- **YOUR INSTRUCTIONS**: Render every entry verbatim.

(Element data from apps and pages)
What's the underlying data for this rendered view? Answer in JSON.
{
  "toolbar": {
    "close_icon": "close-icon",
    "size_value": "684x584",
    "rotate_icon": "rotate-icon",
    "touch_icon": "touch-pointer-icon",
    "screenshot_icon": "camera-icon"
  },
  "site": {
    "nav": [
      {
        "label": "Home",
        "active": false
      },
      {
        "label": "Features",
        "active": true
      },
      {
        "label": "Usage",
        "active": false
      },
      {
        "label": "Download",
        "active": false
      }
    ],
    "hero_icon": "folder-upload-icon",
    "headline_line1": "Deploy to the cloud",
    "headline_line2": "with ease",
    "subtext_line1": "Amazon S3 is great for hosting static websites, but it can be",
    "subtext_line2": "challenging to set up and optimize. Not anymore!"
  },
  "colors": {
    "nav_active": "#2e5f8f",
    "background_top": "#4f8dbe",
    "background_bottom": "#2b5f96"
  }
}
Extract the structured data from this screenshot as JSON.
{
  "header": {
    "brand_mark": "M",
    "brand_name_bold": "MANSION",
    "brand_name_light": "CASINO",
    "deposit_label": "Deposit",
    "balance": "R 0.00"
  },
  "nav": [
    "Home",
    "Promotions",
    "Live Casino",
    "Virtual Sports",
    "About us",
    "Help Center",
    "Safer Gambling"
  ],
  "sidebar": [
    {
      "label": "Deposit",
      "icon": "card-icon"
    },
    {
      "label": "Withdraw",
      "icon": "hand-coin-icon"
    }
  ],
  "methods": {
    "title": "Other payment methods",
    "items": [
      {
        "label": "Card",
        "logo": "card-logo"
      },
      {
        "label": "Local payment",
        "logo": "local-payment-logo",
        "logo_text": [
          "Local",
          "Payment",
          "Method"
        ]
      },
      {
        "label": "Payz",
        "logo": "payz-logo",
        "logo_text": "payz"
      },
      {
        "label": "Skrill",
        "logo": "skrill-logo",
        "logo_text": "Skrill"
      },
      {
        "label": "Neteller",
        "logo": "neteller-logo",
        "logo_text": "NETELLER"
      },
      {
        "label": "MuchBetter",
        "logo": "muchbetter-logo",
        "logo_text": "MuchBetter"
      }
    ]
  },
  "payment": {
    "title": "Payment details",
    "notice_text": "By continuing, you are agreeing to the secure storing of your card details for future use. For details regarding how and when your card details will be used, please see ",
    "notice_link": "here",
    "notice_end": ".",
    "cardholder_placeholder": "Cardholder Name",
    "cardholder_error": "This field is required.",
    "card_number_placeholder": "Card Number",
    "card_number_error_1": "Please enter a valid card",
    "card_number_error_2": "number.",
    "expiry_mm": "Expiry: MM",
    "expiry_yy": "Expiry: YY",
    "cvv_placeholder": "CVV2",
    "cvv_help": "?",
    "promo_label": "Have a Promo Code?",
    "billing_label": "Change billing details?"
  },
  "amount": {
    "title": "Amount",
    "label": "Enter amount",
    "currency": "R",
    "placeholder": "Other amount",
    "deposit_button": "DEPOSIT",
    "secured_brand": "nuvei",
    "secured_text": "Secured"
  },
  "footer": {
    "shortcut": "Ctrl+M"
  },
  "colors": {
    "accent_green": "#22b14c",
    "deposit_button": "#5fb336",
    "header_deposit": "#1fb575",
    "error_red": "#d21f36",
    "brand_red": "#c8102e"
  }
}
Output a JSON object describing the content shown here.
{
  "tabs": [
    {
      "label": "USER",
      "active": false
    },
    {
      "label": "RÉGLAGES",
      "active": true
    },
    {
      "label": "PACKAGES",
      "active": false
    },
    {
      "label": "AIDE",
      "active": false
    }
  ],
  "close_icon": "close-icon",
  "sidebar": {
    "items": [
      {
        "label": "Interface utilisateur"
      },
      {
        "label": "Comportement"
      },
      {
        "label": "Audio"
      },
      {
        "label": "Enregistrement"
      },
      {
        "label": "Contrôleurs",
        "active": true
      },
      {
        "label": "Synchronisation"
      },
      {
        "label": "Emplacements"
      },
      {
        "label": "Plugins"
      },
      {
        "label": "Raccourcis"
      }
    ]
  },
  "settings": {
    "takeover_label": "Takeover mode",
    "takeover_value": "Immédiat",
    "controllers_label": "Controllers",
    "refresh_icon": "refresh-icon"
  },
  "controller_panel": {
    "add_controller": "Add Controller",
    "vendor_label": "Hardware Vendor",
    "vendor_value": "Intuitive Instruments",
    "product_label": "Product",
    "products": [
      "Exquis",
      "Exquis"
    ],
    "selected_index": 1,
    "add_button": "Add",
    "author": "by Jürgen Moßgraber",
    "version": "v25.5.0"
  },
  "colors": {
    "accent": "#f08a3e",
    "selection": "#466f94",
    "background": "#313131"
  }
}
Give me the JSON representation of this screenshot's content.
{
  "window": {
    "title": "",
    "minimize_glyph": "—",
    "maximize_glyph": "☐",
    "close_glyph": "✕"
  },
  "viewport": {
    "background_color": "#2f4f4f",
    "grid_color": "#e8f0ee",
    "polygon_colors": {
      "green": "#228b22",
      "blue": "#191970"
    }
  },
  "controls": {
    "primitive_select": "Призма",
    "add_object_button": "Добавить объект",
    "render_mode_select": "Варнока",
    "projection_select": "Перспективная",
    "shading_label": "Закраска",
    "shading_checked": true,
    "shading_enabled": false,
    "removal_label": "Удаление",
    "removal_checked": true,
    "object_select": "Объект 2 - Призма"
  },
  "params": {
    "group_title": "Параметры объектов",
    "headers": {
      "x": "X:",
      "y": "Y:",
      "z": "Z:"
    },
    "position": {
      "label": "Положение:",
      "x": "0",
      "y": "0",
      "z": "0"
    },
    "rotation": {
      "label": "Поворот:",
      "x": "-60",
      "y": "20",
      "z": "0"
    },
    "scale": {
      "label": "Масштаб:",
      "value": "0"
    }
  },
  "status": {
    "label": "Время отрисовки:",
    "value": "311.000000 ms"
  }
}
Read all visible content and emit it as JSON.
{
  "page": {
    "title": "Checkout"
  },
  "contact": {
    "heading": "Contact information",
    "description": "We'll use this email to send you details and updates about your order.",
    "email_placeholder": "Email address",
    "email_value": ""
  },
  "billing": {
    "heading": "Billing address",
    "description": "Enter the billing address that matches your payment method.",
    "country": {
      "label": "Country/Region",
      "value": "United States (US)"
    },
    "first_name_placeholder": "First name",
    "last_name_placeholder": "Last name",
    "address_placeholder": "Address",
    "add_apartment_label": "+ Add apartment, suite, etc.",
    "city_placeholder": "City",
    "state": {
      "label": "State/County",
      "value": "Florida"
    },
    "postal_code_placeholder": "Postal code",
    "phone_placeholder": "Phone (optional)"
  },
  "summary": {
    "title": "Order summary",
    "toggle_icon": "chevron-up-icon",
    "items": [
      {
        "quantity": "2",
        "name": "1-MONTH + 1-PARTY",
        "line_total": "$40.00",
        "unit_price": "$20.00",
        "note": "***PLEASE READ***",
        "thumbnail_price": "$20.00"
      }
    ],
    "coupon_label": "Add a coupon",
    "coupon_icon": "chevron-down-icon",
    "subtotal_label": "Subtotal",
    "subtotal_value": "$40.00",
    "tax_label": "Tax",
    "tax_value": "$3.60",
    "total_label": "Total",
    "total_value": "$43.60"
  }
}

- **REPLY**:
What's the underlying data for this rendered view? Answer in JSON.
{
  "toolbar": {
    "close_icon": "close-icon",
    "size_value": "684x584",
    "rotate_icon": "rotate-icon",
    "touch_icon": "touch-pointer-icon",
    "screenshot_icon": "camera-icon"
  },
  "site": {
    "nav": [
      {
        "label": "Home",
        "active": false
      },
      {
        "label": "Features",
        "active": true
      },
      {
        "label": "Usage",
        "active": false
      },
      {
        "label": "Download",
        "active": false
      }
    ],
    "hero_icon": "folder-upload-icon",
    "headline_line1": "Deploy to the cloud",
    "headline_line2": "with ease",
    "subtext_line1": "Amazon S3 is great for hosting static websites, but it can be",
    "subtext_line2": "challenging to set up and optimize. Not anymore!"
  },
  "colors": {
    "nav_active": "#2e5f8f",
    "background_top": "#4f8dbe",
    "background_bottom": "#2b5f96"
  }
}
Extract the structured data from this screenshot as JSON.
{
  "header": {
    "brand_mark": "M",
    "brand_name_bold": "MANSION",
    "brand_name_light": "CASINO",
    "deposit_label": "Deposit",
    "balance": "R 0.00"
  },
  "nav": [
    "Home",
    "Promotions",
    "Live Casino",
    "Virtual Sports",
    "About us",
    "Help Center",
    "Safer Gambling"
  ],
  "sidebar": [
    {
      "label": "Deposit",
      "icon": "card-icon"
    },
    {
      "label": "Withdraw",
      "icon": "hand-coin-icon"
    }
  ],
  "methods": {
    "title": "Other payment methods",
    "items": [
      {
        "label": "Card",
        "logo": "card-logo"
      },
      {
        "label": "Local payment",
        "logo": "local-payment-logo",
        "logo_text": [
          "Local",
          "Payment",
          "Method"
        ]
      },
      {
        "label": "Payz",
        "logo": "payz-logo",
        "logo_text": "payz"
      },
      {
        "label": "Skrill",
        "logo": "skrill-logo",
        "logo_text": "Skrill"
      },
      {
        "label": "Neteller",
        "logo": "neteller-logo",
        "logo_text": "NETELLER"
      },
      {
        "label": "MuchBetter",
        "logo": "muchbetter-logo",
        "logo_text": "MuchBetter"
      }
    ]
  },
  "payment": {
    "title": "Payment details",
    "notice_text": "By continuing, you are agreeing to the secure storing of your card details for future use. For details regarding how and when your card details will be used, please see ",
    "notice_link": "here",
    "notice_end": ".",
    "cardholder_placeholder": "Cardholder Name",
    "cardholder_error": "This field is required.",
    "card_number_placeholder": "Card Number",
    "card_number_error_1": "Please enter a valid card",
    "card_number_error_2": "number.",
    "expiry_mm": "Expiry: MM",
    "expiry_yy": "Expiry: YY",
    "cvv_placeholder": "CVV2",
    "cvv_help": "?",
    "promo_label": "Have a Promo Code?",
    "billing_label": "Change billing details?"
  },
  "amount": {
    "title": "Amount",
    "label": "Enter amount",
    "currency": "R",
    "placeholder": "Other amount",
    "deposit_button": "DEPOSIT",
    "secured_brand": "nuvei",
    "secured_text": "Secured"
  },
  "footer": {
    "shortcut": "Ctrl+M"
  },
  "colors": {
    "accent_green": "#22b14c",
    "deposit_button": "#5fb336",
    "header_deposit": "#1fb575",
    "error_red": "#d21f36",
    "brand_red": "#c8102e"
  }
}
Output a JSON object describing the content shown here.
{
  "tabs": [
    {
      "label": "USER",
      "active": false
    },
    {
      "label": "RÉGLAGES",
      "active": true
    },
    {
      "label": "PACKAGES",
      "active": false
    },
    {
      "label": "AIDE",
      "active": false
    }
  ],
  "close_icon": "close-icon",
  "sidebar": {
    "items": [
      {
        "label": "Interface utilisateur"
      },
      {
        "label": "Comportement"
      },
      {
        "label": "Audio"
      },
      {
        "label": "Enregistrement"
      },
      {
        "label": "Contrôleurs",
        "active": true
      },
      {
        "label": "Synchronisation"
      },
      {
        "label": "Emplacements"
      },
      {
        "label": "Plugins"
      },
      {
        "label": "Raccourcis"
      }
    ]
  },
  "settings": {
    "takeover_label": "Takeover mode",
    "takeover_value": "Immédiat",
    "controllers_label": "Controllers",
    "refresh_icon": "refresh-icon"
  },
  "controller_panel": {
    "add_controller": "Add Controller",
    "vendor_label": "Hardware Vendor",
    "vendor_value": "Intuitive Instruments",
    "product_label": "Product",
    "products": [
      "Exquis",
      "Exquis"
    ],
    "selected_index": 1,
    "add_button": "Add",
    "author": "by Jürgen Moßgraber",
    "version": "v25.5.0"
  },
  "colors": {
    "accent": "#f08a3e",
    "selection": "#466f94",
    "background": "#313131"
  }
}
Give me the JSON representation of this screenshot's content.
{
  "window": {
    "title": "",
    "minimize_glyph": "—",
    "maximize_glyph": "☐",
    "close_glyph": "✕"
  },
  "viewport": {
    "background_color": "#2f4f4f",
    "grid_color": "#e8f0ee",
    "polygon_colors": {
      "green": "#228b22",
      "blue": "#191970"
    }
  },
  "controls": {
    "primitive_select": "Призма",
    "add_object_button": "Добавить объект",
    "render_mode_select": "Варнока",
    "projection_select": "Перспективная",
    "shading_label": "Закраска",
    "shading_checked": true,
    "shading_enabled": false,
    "removal_label": "Удаление",
    "removal_checked": true,
    "object_select": "Объект 2 - Призма"
  },
  "params": {
    "group_title": "Параметры объектов",
    "headers": {
      "x": "X:",
      "y": "Y:",
      "z": "Z:"
    },
    "position": {
      "label": "Положение:",
      "x": "0",
      "y": "0",
      "z": "0"
    },
    "rotation": {
      "label": "Поворот:",
      "x": "-60",
      "y": "20",
      "z": "0"
    },
    "scale": {
      "label": "Масштаб:",
      "value": "0"
    }
  },
  "status": {
    "label": "Время отрисовки:",
    "value": "311.000000 ms"
  }
}
Read all visible content and emit it as JSON.
{
  "page": {
    "title": "Checkout"
  },
  "contact": {
    "heading": "Contact information",
    "description": "We'll use this email to send you details and updates about your order.",
    "email_placeholder": "Email address",
    "email_value": ""
  },
  "billing": {
    "heading": "Billing address",
    "description": "Enter the billing address that matches your payment method.",
    "country": {
      "label": "Country/Region",
      "value": "United States (US)"
    },
    "first_name_placeholder": "First name",
    "last_name_placeholder": "Last name",
    "address_placeholder": "Address",
    "add_apartment_label": "+ Add apartment, suite, etc.",
    "city_placeholder": "City",
    "state": {
      "label": "State/County",
      "value": "Florida"
    },
    "postal_code_placeholder": "Postal code",
    "phone_placeholder": "Phone (optional)"
  },
  "summary": {
    "title": "Order summary",
    "toggle_icon": "chevron-up-icon",
    "items": [
      {
        "quantity": "2",
        "name": "1-MONTH + 1-PARTY",
        "line_total": "$40.00",
        "unit_price": "$20.00",
        "note": "***PLEASE READ***",
        "thumbnail_price": "$20.00"
      }
    ],
    "coupon_label": "Add a coupon",
    "coupon_icon": "chevron-down-icon",
    "subtotal_label": "Subtotal",
    "subtotal_value": "$40.00",
    "tax_label": "Tax",
    "tax_value": "$3.60",
    "total_label": "Total",
    "total_value": "$43.60"
  }
}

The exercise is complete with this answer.